- 7 million people teleworked across the EU in 2021, double the number of 2019, as COVID-19 restrictions and changes in work culture significantly impacted work organisation (Eurofound, 2022),
- Key e-conference issues reported: Unsure whether to interrupt someone speaking, echo distortion, tech issues, missing on facial / visual cues, finding it difficult to contribute to the conversation (Owl Labs, Vitreous World, 2021).
In virtual teams, the induction of team members and their coaching for effective teamwork needs more attention as the visual and emotional cues to build understanding and ‘Trust’ are limited.
In conclusion, the Belbin team role profiling can help managers offer suggestions and adopt new organizational approaches that can better address what to expect regarding team members’ communications styles, especially in crisis situations, whilst at the same time, encourage the optimum management of weaknesses with practical and actionable advice on individual, team, and operational level.
Effective change management initiatives including behavioural change and changes in cultural and work climate dimensions can be designed, deployed, and sustained when the Belbin® methodology is included in the methods used.
Belbin R. Meredith, Brown Victoria (2023). Team Roles at Work, 3rd edition, Routledge – Taylor & Francis group .
Dumitru, C. (2021). Building Virtual Teams: Trust, Culture, and Remote Working (1st ed.). Routledge. https://doi.org/10.4324/9781003095781.
Khodyakov, D. (2007). Trust as a Process: A Three-Dimensional Approach.
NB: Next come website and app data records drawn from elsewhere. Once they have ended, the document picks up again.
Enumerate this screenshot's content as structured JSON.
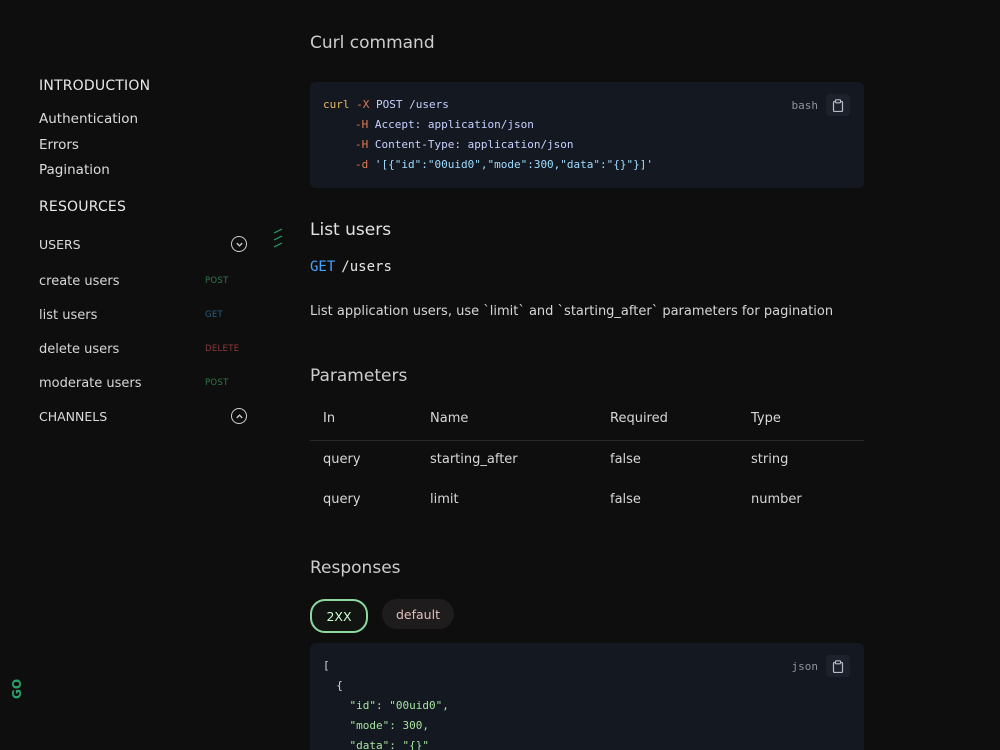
{
  "sidebar": {
    "introduction_title": "INTRODUCTION",
    "intro_links": [
      "Authentication",
      "Errors",
      "Pagination"
    ],
    "resources_title": "RESOURCES",
    "users_group": {
      "label": "USERS",
      "state": "expanded",
      "endpoints": [
        {
          "label": "create users",
          "method": "POST"
        },
        {
          "label": "list users",
          "method": "GET"
        },
        {
          "label": "delete users",
          "method": "DELETE"
        },
        {
          "label": "moderate users",
          "method": "POST"
        }
      ]
    },
    "channels_group": {
      "label": "CHANNELS",
      "state": "collapsed"
    },
    "brand_mark": "GO"
  },
  "curl_section": {
    "title": "Curl command",
    "lang": "bash",
    "lines": [
      {
        "cmd": "curl",
        "flag": "-X",
        "rest": "POST /users"
      },
      {
        "flag": "-H",
        "rest": "Accept: application/json"
      },
      {
        "flag": "-H",
        "rest": "Content-Type: application/json"
      },
      {
        "flag": "-d",
        "rest": "'[{\"id\":\"00uid0\",\"mode\":300,\"data\":\"{}\"}]'"
      }
    ]
  },
  "endpoint": {
    "title": "List users",
    "method": "GET",
    "path": "/users",
    "description": "List application users, use `limit` and `starting_after` parameters for pagination"
  },
  "parameters": {
    "title": "Parameters",
    "headers": [
      "In",
      "Name",
      "Required",
      "Type"
    ],
    "rows": [
      [
        "query",
        "starting_after",
        "false",
        "string"
      ],
      [
        "query",
        "limit",
        "false",
        "number"
      ]
    ]
  },
  "responses": {
    "title": "Responses",
    "tabs": [
      "2XX",
      "default"
    ],
    "active_tab": "2XX",
    "lang": "json",
    "lines": [
      "[",
      "  {",
      "    \"id\": \"00uid0\",",
      "    \"mode\": 300,",
      "    \"data\": \"{}\""
    ]
  },
  "colors": {
    "background": "#0f0e0e",
    "code_bg": "#141820",
    "get": "#4aa3ff",
    "active_pill": "#8fd6a0"
  }
}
Sociology, 41(1), 115–132. https://doi.org/10.1177/0038038507072285.
Owl Labs, Vitreous World (2021). State of remote work in the US. Electronic Source https://owllabs.com/state-of-remote-work/202, [Accessed 06 April 2023].
Nasstar (No date). Virtual Meeting statistics. Electronic Source https://www.nasstar.com/hub/blog/virtual-meeting-statistics, [Accessed 06 April 2023].
Eurofound, 2023. Teleworking. Electronic Source https://www.eurofound.europa.eu/topic/teleworking, [Accessed 06 April 2023].